=== WHAT IS EXPECTED ===
Which lines of the entries hold the string "true"? Copy each one.

═══

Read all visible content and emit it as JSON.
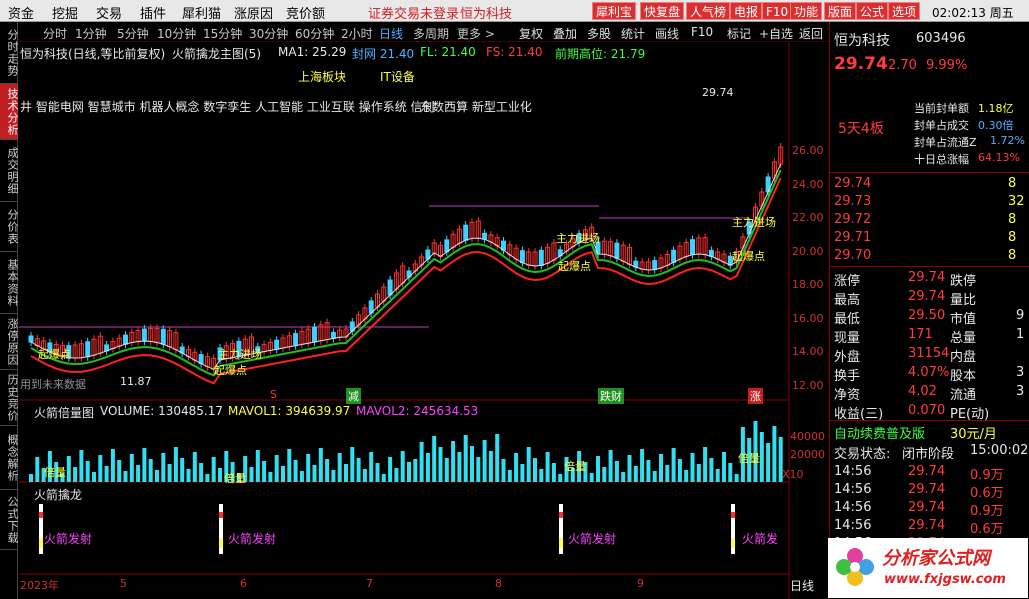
{
  "menubar": {
    "items": [
      "资金",
      "挖掘",
      "交易",
      "插件",
      "犀利猫",
      "涨原因",
      "竞价额"
    ],
    "status": "证券交易未登录",
    "stock": "恒为科技",
    "buttons": [
      "犀利宝",
      "快复盘",
      "人气榜",
      "电报",
      "F10",
      "功能",
      "版面",
      "公式",
      "选项"
    ],
    "clock": "02:02:13 周五"
  },
  "left_tabs": [
    "分时走势",
    "技术分析",
    "成交明细",
    "分价表",
    "基本资料",
    "涨停原因",
    "历史竞价",
    "概念解析",
    "公式下载"
  ],
  "period_bar": {
    "items": [
      "分时",
      "1分钟",
      "5分钟",
      "10分钟",
      "15分钟",
      "30分钟",
      "60分钟",
      "2小时",
      "日线",
      "多周期",
      "更多 >"
    ],
    "active": "日线",
    "tools": [
      "复权",
      "叠加",
      "多股",
      "统计",
      "画线",
      "F10",
      "标记",
      "+自选",
      "返回"
    ]
  },
  "main": {
    "title": "恒为科技(日线,等比前复权)",
    "formula": "火箭擒龙主图(5)",
    "ma1": "MA1: 25.29",
    "ma_lbl": "封网 21.40",
    "fl": "FL: 21.40",
    "fs": "FS: 21.40",
    "prev_high": "前期高位: 21.79",
    "sector": "上海板块",
    "industry": "IT设备",
    "concepts": "东数西算 新型工业化",
    "concept_prefix": "井 智能电网 智慧城市 机器人概念 数字孪生 人工智能 工业互联 操作系统 信创",
    "future": "用到未来数据",
    "low_label": "11.87",
    "high_label": "29.74",
    "tags": [
      "主力进场",
      "起爆点",
      "主力进场",
      "起爆点",
      "主力进场",
      "起爆点",
      "主力进场",
      "起爆点"
    ],
    "marks": [
      "S",
      "减",
      "跌财",
      "涨"
    ]
  },
  "y_axis": {
    "ticks": [
      "26.00",
      "24.00",
      "22.00",
      "20.00",
      "18.00",
      "16.00",
      "14.00",
      "12.00"
    ]
  },
  "volume": {
    "title": "火箭倍量图",
    "vol": "VOLUME: 130485.17",
    "mavol1": "MAVOL1: 394639.97",
    "mavol2": "MAVOL2: 245634.53",
    "labels": [
      "倍量",
      "倍量",
      "倍量",
      "倍量"
    ],
    "ticks": [
      "60000",
      "40000",
      "20000",
      "X10"
    ]
  },
  "rocket": {
    "title": "火箭擒龙",
    "labels": [
      "火箭发射",
      "火箭发射",
      "火箭发射",
      "火箭发"
    ]
  },
  "x_axis": {
    "labels": [
      "2023年",
      "5",
      "6",
      "7",
      "8",
      "9"
    ],
    "period": "日线"
  },
  "right": {
    "name": "恒为科技",
    "code": "603496",
    "price": "29.74",
    "change": "2.70",
    "pct": "9.99%",
    "seal_order": "1.18亿",
    "seal_traded": "0.30倍",
    "seal_float": "1.72%",
    "ten_day": "64.13%",
    "seal_order_lbl": "当前封单额",
    "seal_traded_lbl": "封单占成交",
    "seal_float_lbl": "封单占流通Z",
    "ten_day_lbl": "十日总涨幅",
    "streak": "5天4板",
    "book": [
      {
        "p": "29.74",
        "v": "8"
      },
      {
        "p": "29.73",
        "v": "32"
      },
      {
        "p": "29.72",
        "v": "8"
      },
      {
        "p": "29.71",
        "v": "8"
      },
      {
        "p": "29.70",
        "v": "8"
      }
    ],
    "stats": [
      [
        "涨停",
        "29.74",
        "跌停",
        ""
      ],
      [
        "最高",
        "29.74",
        "量比",
        ""
      ],
      [
        "最低",
        "29.50",
        "市值",
        "9"
      ],
      [
        "现量",
        "171",
        "总量",
        "1"
      ],
      [
        "外盘",
        "31154",
        "内盘",
        ""
      ],
      [
        "换手",
        "4.07%",
        "股本",
        "3"
      ],
      [
        "净资",
        "4.02",
        "流通",
        "3"
      ],
      [
        "收益(三)",
        "0.070",
        "PE(动)",
        ""
      ]
    ],
    "notice": "自动续费普及版",
    "notice_price": "30元/月",
    "trade_state_lbl": "交易状态:",
    "trade_state": "闭市阶段",
    "trade_time": "15:00:02",
    "ticks": [
      [
        "14:56",
        "29.74",
        "0.9万"
      ],
      [
        "14:56",
        "29.74",
        "0.6万"
      ],
      [
        "14:56",
        "29.74",
        "0.9万"
      ],
      [
        "14:56",
        "29.74",
        "0.6万"
      ],
      [
        "14:56",
        "29.74",
        "0.9万"
      ]
    ]
  },
  "watermark": "分析家公式网",
  "watermark_url": "www.fxjgsw.com"
}
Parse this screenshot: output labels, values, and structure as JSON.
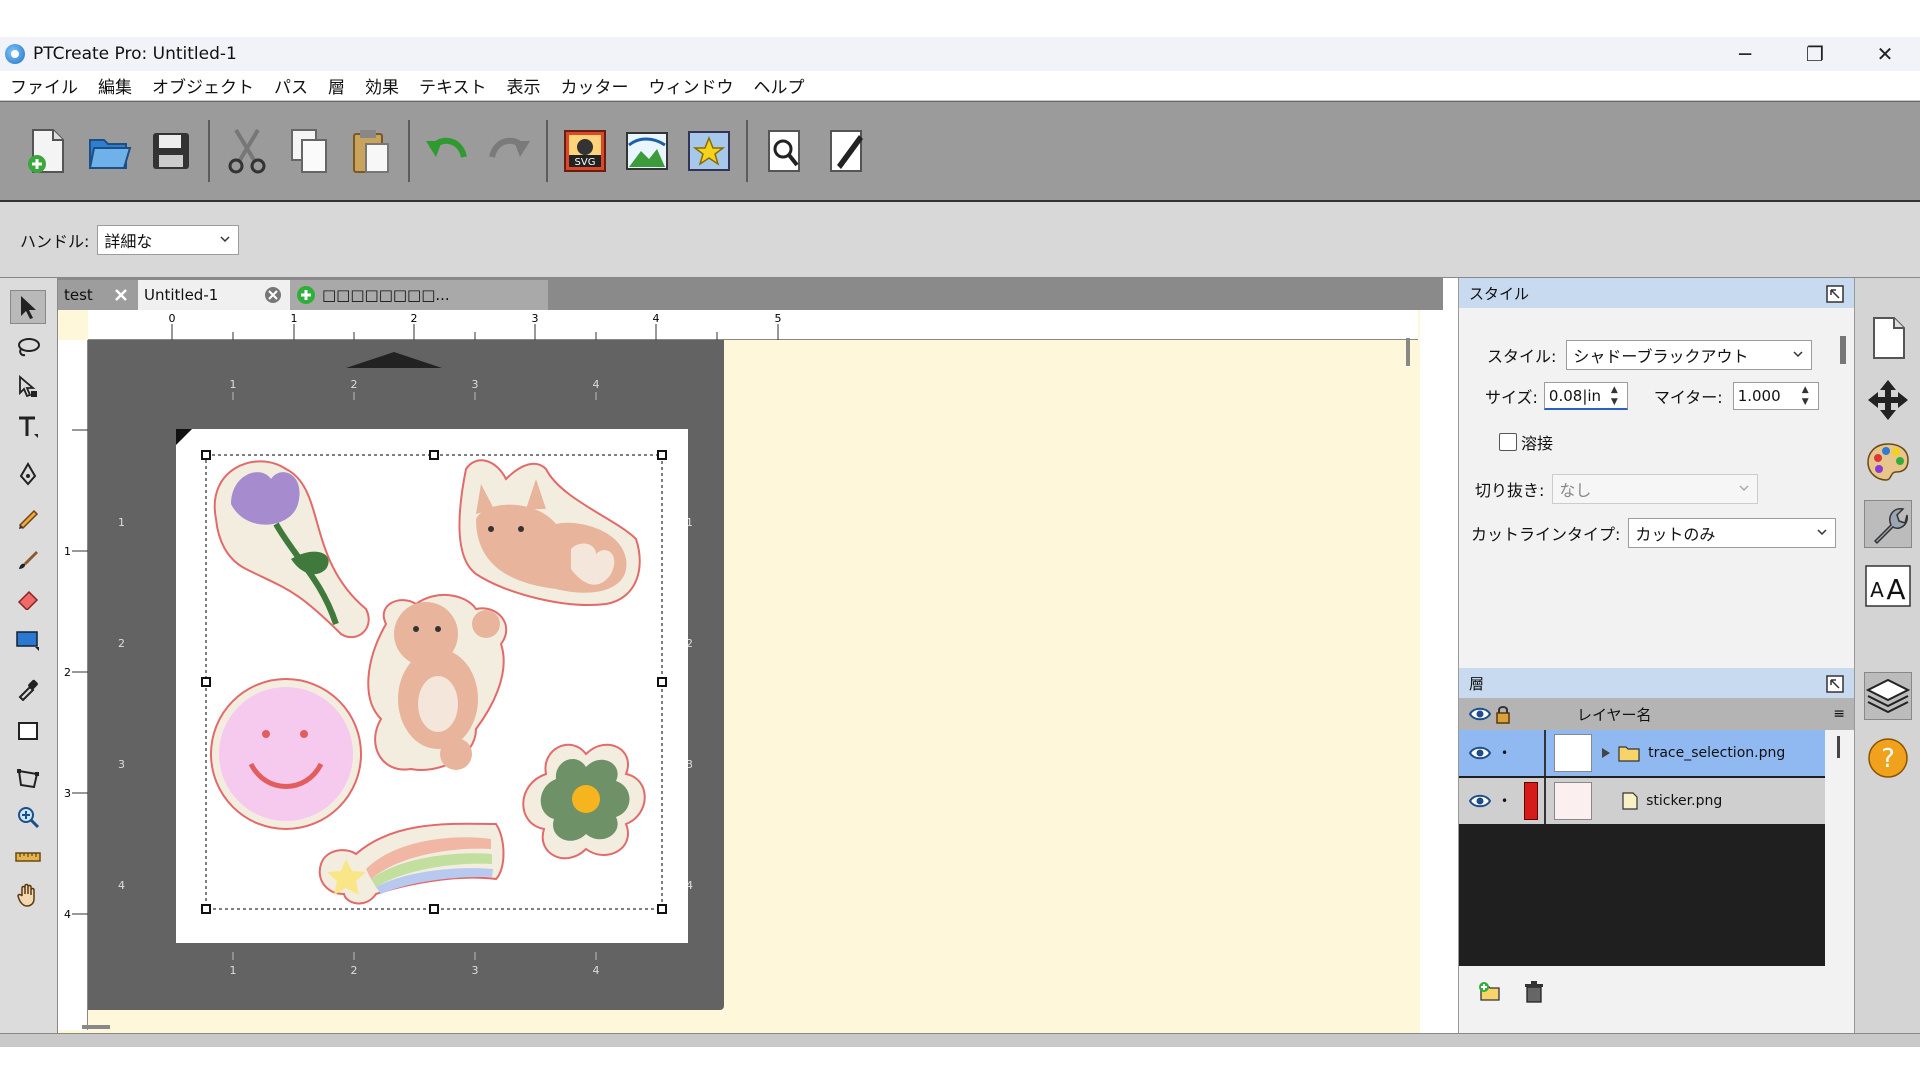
{
  "window": {
    "title": "PTCreate Pro: Untitled-1",
    "minimize": "─",
    "restore": "❐",
    "close": "✕"
  },
  "menu": [
    "ファイル",
    "編集",
    "オブジェクト",
    "パス",
    "層",
    "効果",
    "テキスト",
    "表示",
    "カッター",
    "ウィンドウ",
    "ヘルプ"
  ],
  "options": {
    "handle_label": "ハンドル:",
    "handle_value": "詳細な"
  },
  "tabs": {
    "test": "test",
    "untitled": "Untitled-1",
    "new": "□□□□□□□□..."
  },
  "rulers": {
    "top": [
      "0",
      "1",
      "2",
      "3",
      "4",
      "5"
    ],
    "left": [
      "1",
      "2",
      "3",
      "4"
    ],
    "mat_top": [
      "1",
      "2",
      "3",
      "4"
    ],
    "mat_side": [
      "1",
      "2",
      "3",
      "4"
    ]
  },
  "style_panel": {
    "header": "スタイル",
    "style_label": "スタイル:",
    "style_value": "シャドーブラックアウト",
    "size_label": "サイズ:",
    "size_value": "0.08|in",
    "miter_label": "マイター:",
    "miter_value": "1.000",
    "weld_label": "溶接",
    "clip_label": "切り抜き:",
    "clip_value": "なし",
    "cutline_label": "カットラインタイプ:",
    "cutline_value": "カットのみ"
  },
  "layers_panel": {
    "header": "層",
    "column_name": "レイヤー名",
    "layers": [
      {
        "name": "trace_selection.png",
        "selected": true
      },
      {
        "name": "sticker.png",
        "selected": false
      }
    ]
  },
  "colors": {
    "toolbar_bg": "#9b9b9b",
    "panel_header": "#c8daf0",
    "layer_selected": "#8fb9f0",
    "canvas_bg": "#fff7d9",
    "mat": "#636363"
  }
}
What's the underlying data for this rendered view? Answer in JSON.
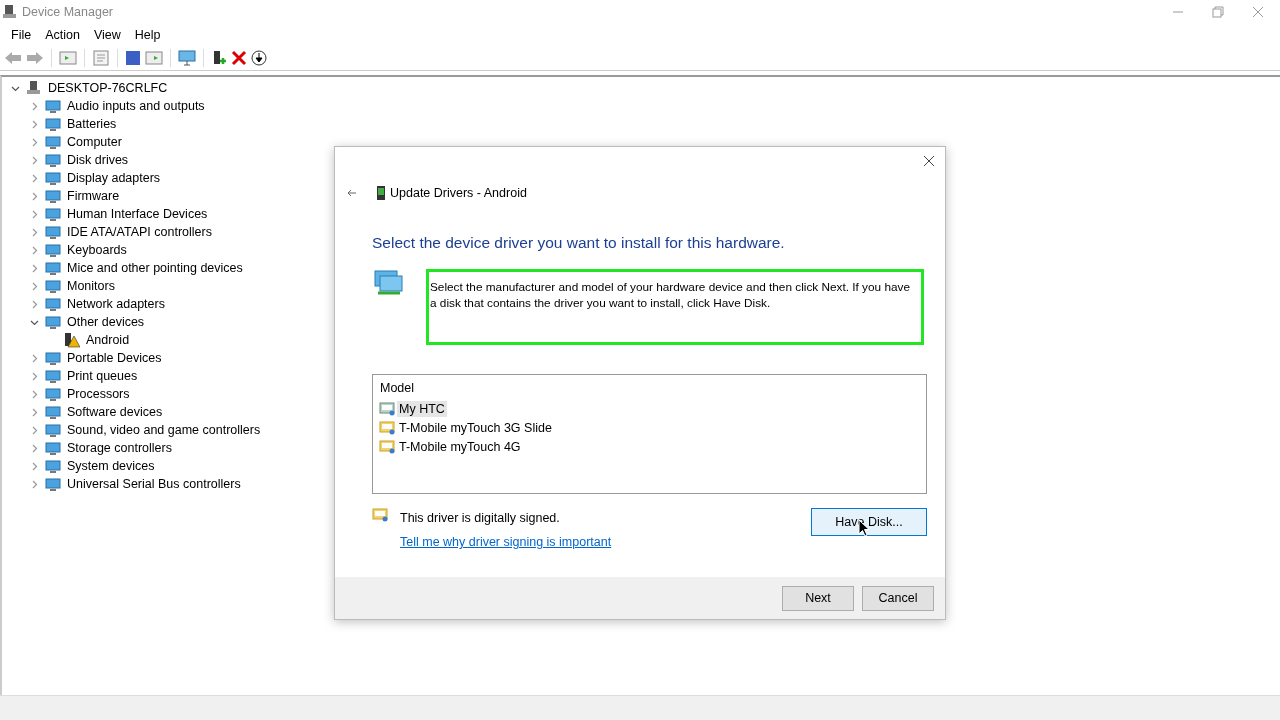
{
  "window": {
    "title": "Device Manager"
  },
  "menu": [
    "File",
    "Action",
    "View",
    "Help"
  ],
  "tree": {
    "label": "DESKTOP-76CRLFC",
    "expanded": true,
    "children": [
      {
        "label": "Audio inputs and outputs",
        "expanded": false
      },
      {
        "label": "Batteries",
        "expanded": false
      },
      {
        "label": "Computer",
        "expanded": false
      },
      {
        "label": "Disk drives",
        "expanded": false
      },
      {
        "label": "Display adapters",
        "expanded": false
      },
      {
        "label": "Firmware",
        "expanded": false
      },
      {
        "label": "Human Interface Devices",
        "expanded": false
      },
      {
        "label": "IDE ATA/ATAPI controllers",
        "expanded": false
      },
      {
        "label": "Keyboards",
        "expanded": false
      },
      {
        "label": "Mice and other pointing devices",
        "expanded": false
      },
      {
        "label": "Monitors",
        "expanded": false
      },
      {
        "label": "Network adapters",
        "expanded": false
      },
      {
        "label": "Other devices",
        "expanded": true,
        "children": [
          {
            "label": "Android",
            "kind": "warning"
          }
        ]
      },
      {
        "label": "Portable Devices",
        "expanded": false
      },
      {
        "label": "Print queues",
        "expanded": false
      },
      {
        "label": "Processors",
        "expanded": false
      },
      {
        "label": "Software devices",
        "expanded": false
      },
      {
        "label": "Sound, video and game controllers",
        "expanded": false
      },
      {
        "label": "Storage controllers",
        "expanded": false
      },
      {
        "label": "System devices",
        "expanded": false
      },
      {
        "label": "Universal Serial Bus controllers",
        "expanded": false
      }
    ]
  },
  "dialog": {
    "title": "Update Drivers - Android",
    "heading": "Select the device driver you want to install for this hardware.",
    "description": "Select the manufacturer and model of your hardware device and then click Next. If you have a disk that contains the driver you want to install, click Have Disk.",
    "model_list": {
      "header": "Model",
      "items": [
        {
          "label": "My HTC",
          "selected": true
        },
        {
          "label": "T-Mobile myTouch 3G Slide",
          "selected": false
        },
        {
          "label": "T-Mobile myTouch 4G",
          "selected": false
        }
      ]
    },
    "signed_text": "This driver is digitally signed.",
    "signing_link": "Tell me why driver signing is important",
    "have_disk": {
      "label": "Have Disk...",
      "hovered": true
    },
    "buttons": [
      "Next",
      "Cancel"
    ]
  }
}
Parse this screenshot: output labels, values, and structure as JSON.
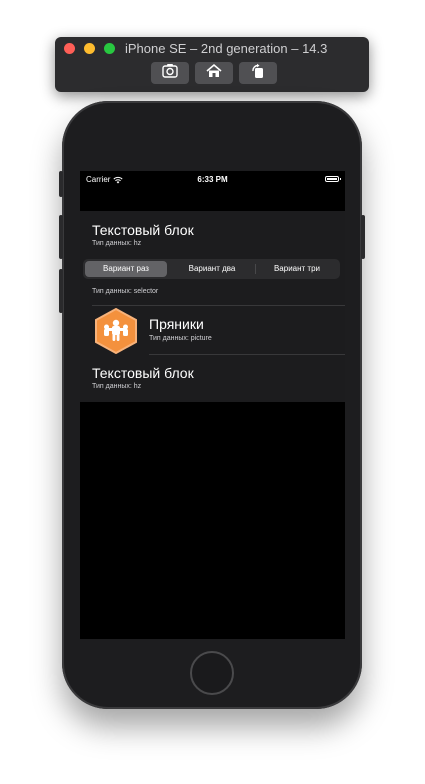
{
  "simulator": {
    "title": "iPhone SE – 2nd generation – 14.3",
    "toolbar_icons": [
      "screenshot-icon",
      "home-icon",
      "rotate-icon"
    ]
  },
  "status_bar": {
    "carrier": "Carrier",
    "time": "6:33 PM"
  },
  "cells": [
    {
      "title": "Текстовый блок",
      "subtitle": "Тип данных: hz"
    },
    {
      "subtitle": "Тип данных: selector"
    },
    {
      "title": "Пряники",
      "subtitle": "Тип данных: picture"
    },
    {
      "title": "Текстовый блок",
      "subtitle": "Тип данных: hz"
    }
  ],
  "selector": {
    "segments": [
      "Вариант раз",
      "Вариант два",
      "Вариант три"
    ],
    "selected_index": 0
  },
  "colors": {
    "background": "#000000",
    "cell_background": "#1c1c1e",
    "segment_selected": "#636366",
    "picture_orange": "#f4913d"
  }
}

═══

=== COMPLETED EXERCISE ===
        "selected": true
    "expanded": true,
        "expanded": true,
          "selected": true
      "hovered": true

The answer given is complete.